The latest data from China’s customs administration show that the country’s trade surplus with the U.S. rose by 6% in the first nine months of the year to $195.6 billion, with the gap for September a record $28 billion.

Tommy Xie, a Singapore-based economist with OCBC Bank, said the latest tariffs may be “used as bargaining chip to press China to further open its financial market” and that he expects “more noises on trade issues during Trump’s visit.”

But he pointed out that the Commerce Department’s decision is part of the Trump administration’s “America First” policy and that China has not been the only target.
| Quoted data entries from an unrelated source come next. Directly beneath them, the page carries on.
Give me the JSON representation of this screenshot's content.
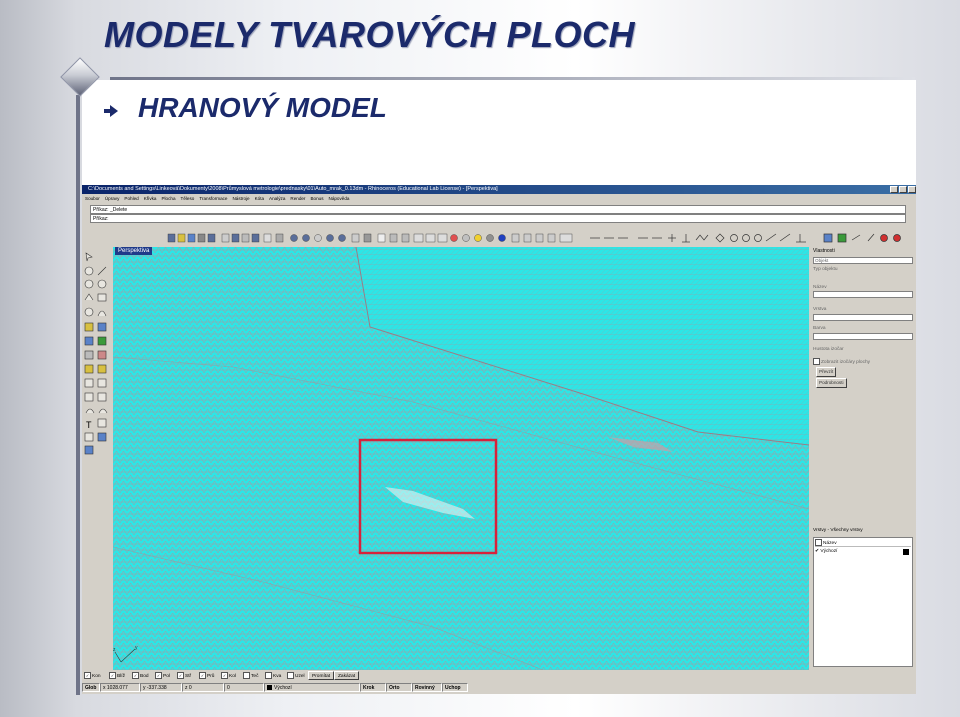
{
  "slide": {
    "title": "MODELY TVAROVÝCH PLOCH",
    "subtitle": "HRANOVÝ MODEL"
  },
  "window": {
    "title": "C:\\Documents and Settings\\Linkeová\\Dokumenty\\2008\\Průmyslová metrologie\\prednasky\\01\\Auto_mrak_0.13dm - Rhinoceros (Educational Lab License) - [Perspektiva]"
  },
  "menu": [
    "Soubor",
    "Úpravy",
    "Pohled",
    "Křivka",
    "Plocha",
    "Těleso",
    "Transformace",
    "Nástroje",
    "Kóta",
    "Analýza",
    "Render",
    "Bonus",
    "Nápověda"
  ],
  "command": {
    "history": "Příkaz: _Delete",
    "prompt": "Příkaz:"
  },
  "viewport": {
    "label": "Perspektiva",
    "mesh_color": "#2ce6e6",
    "edge_color": "#c08a92",
    "highlight_color": "#d8203a"
  },
  "properties": {
    "header": "Vlastnosti",
    "object_type": "Objekt",
    "items": [
      "Typ objektu",
      "Název",
      "Vrstva",
      "Barva",
      "Hustota izočar",
      "Zobrazit izočáry plochy"
    ],
    "buttons": [
      "Převzít",
      "Podrobnosti"
    ]
  },
  "layers": {
    "header": "Vrstvy - Všechny vrstvy",
    "column": "Název",
    "rows": [
      {
        "name": "Výchozí",
        "checked": true
      }
    ]
  },
  "osnaps": [
    {
      "label": "Kon",
      "checked": true
    },
    {
      "label": "Blíž",
      "checked": true
    },
    {
      "label": "Bod",
      "checked": true
    },
    {
      "label": "Pol",
      "checked": true
    },
    {
      "label": "Stř",
      "checked": true
    },
    {
      "label": "Prů",
      "checked": true
    },
    {
      "label": "Kol",
      "checked": true
    },
    {
      "label": "Teč",
      "checked": false
    },
    {
      "label": "Kva",
      "checked": false
    },
    {
      "label": "Uzel",
      "checked": false
    }
  ],
  "osnap_buttons": [
    "Promítat",
    "Zakázat"
  ],
  "status": {
    "cplane": "Glob",
    "x": "x 1028.077",
    "y": "y -337.338",
    "z": "z 0",
    "extra": "0",
    "layer": "Výchozí",
    "modes": [
      "Krok",
      "Orto",
      "Rovinný",
      "Uchop"
    ]
  }
}
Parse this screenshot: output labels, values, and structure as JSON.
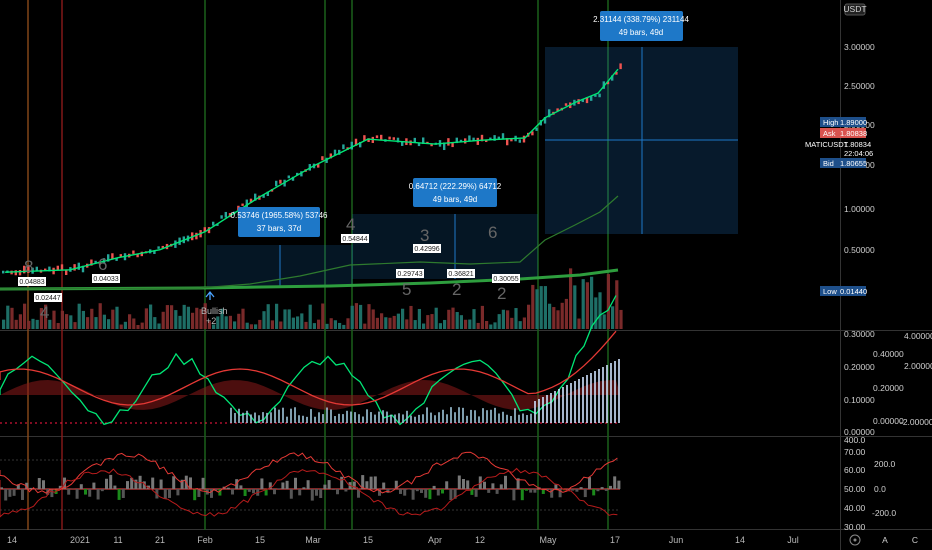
{
  "symbol": "MATICUSDT",
  "currency_badge": "USDT",
  "chart_data": [
    {
      "type": "line",
      "title": "",
      "xlabel": "",
      "ylabel": "",
      "scale": "log",
      "ylim": [
        0.006,
        4.5
      ],
      "y_ticks": [
        "3.00000",
        "2.50000",
        "2.00000",
        "1.50000",
        "1.00000",
        "0.50000"
      ],
      "x_tick_labels": [
        "14",
        "2021",
        "11",
        "21",
        "Feb",
        "15",
        "Mar",
        "15",
        "Apr",
        "12",
        "May",
        "17",
        "Jun",
        "14",
        "Jul"
      ],
      "price_tags": [
        {
          "label": "High",
          "value": "1.89000",
          "color": "#1e4f8a"
        },
        {
          "label": "Ask",
          "value": "1.80838",
          "color": "#d9534f"
        },
        {
          "label": "MATICUSDT",
          "value": "1.80834",
          "color": "#000000"
        },
        {
          "label": "",
          "value": "22:04:06",
          "color": "#000000"
        },
        {
          "label": "Bid",
          "value": "1.80655",
          "color": "#1e4f8a"
        },
        {
          "label": "Low",
          "value": "0.01440",
          "color": "#1e4f8a"
        }
      ],
      "measure_boxes": [
        {
          "line1": "0.53746 (1965.58%) 53746",
          "line2": "37 bars, 37d"
        },
        {
          "line1": "0.64712 (222.29%) 64712",
          "line2": "49 bars, 49d"
        },
        {
          "line1": "2.31144 (338.79%) 231144",
          "line2": "49 bars, 49d"
        }
      ],
      "price_labels": [
        "0.04883",
        "0.02447",
        "0.04033",
        "0.54844",
        "0.42996",
        "0.29743",
        "0.36821",
        "0.30055"
      ],
      "wave_labels": [
        "8",
        "4",
        "6",
        "4",
        "3",
        "5",
        "2",
        "6",
        "2"
      ],
      "signal_label": "Bullish",
      "signal_sub": "+2",
      "series": [
        {
          "name": "",
          "x": [
            "Dec 14",
            "Jan 1",
            "Jan 11",
            "Jan 21",
            "Feb 1",
            "Feb 15",
            "Mar 1",
            "Mar 15",
            "Apr 1",
            "Apr 12",
            "Apr 24",
            "May 1",
            "May 8",
            "May 14",
            "May 18"
          ],
          "values": [
            0.018,
            0.019,
            0.025,
            0.03,
            0.045,
            0.1,
            0.2,
            0.37,
            0.33,
            0.36,
            0.38,
            0.6,
            0.85,
            1.05,
            1.81
          ]
        }
      ]
    },
    {
      "type": "line",
      "title": "",
      "left_axis_ticks": [
        "0.30000",
        "0.20000",
        "0.10000",
        "0.00000"
      ],
      "right_axis_ticks_a": [
        "0.40000",
        "0.20000",
        "0.00000"
      ],
      "right_axis_ticks_b": [
        "4.00000",
        "2.00000",
        "-2.00000"
      ]
    },
    {
      "type": "line",
      "title": "",
      "left_axis_ticks": [
        "400.0",
        "70.00",
        "60.00",
        "50.00",
        "40.00",
        "30.00"
      ],
      "right_axis_ticks": [
        "200.0",
        "0.0",
        "-200.0"
      ]
    }
  ],
  "colors": {
    "up": "#26a69a",
    "down": "#ef5350",
    "green_line": "#00e676",
    "red_line": "#ff1744",
    "box_blue": "#1e78c8",
    "panel_border": "#333333"
  },
  "icons": [
    "gear-icon",
    "gear-icon",
    "gear-icon"
  ],
  "corner_labels": [
    "A",
    "B",
    "C"
  ]
}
The department proposed slapping anti-dumping duties on Canadian private-jet maker Bombardier earlier this month. “China is unlikely to be the sole victim,” he said.

China’s Ministry of Commerce on Saturday expressed its “strong dissatisfaction” over the U.S. Commerce Department’s decision.

“China urges the U.S. to… take concrete action to rectify its wrongdoing,” said Wang Hejun, director of the ministry’s Trade Remedy and Investigation Bureau, in a statement. “China will take necessary measures to protect the lawful rights and interests of Chinese companies and reserves the right to take the issue to the dispute settlement mechanism of the World Trade Organization.”

Surging exports

The Commerce Department has started two investigations into aluminum foil exports from China. One focused on whether Chinese companies were receiving state subsidies and the other on whether the product was being dumped in the U.S. market. Both were announced at the end of March, days before Trump hosted Xi at his Mar-a-Lago resort in southeastern Florida.

The preliminary results of the investigation into subsidies were released in August and found that exporters received state subsidies of 16.56% to 80.97%. U.S. customs officials were instructed to collect cash deposits from importers based on those rates.

China’s aluminum foil exports to the U.S. rose by 38.8% in 2016 from 2014 to more than 137,000 tons. In value terms, they increased by 20.3% to $388.8 million, according to data from the U.S. Commerce Department.

China was the largest supplier of aluminum foil to the U.S. market last year, accounting for more than 70% of all imports. The U.S. aluminum foil industry supports more than 20,000 direct, indirect and induced American jobs and $6.8 billion in economic activity, according to The Aluminum Association, an Arlington, Virginia-based trade group.

Contact reporter Fran Wang (fangwang@caixin.com)

You've accessed an article available only to subscribers
VIEW OPTIONS
Share this article
Open WeChat and scan the QR code
GALLERY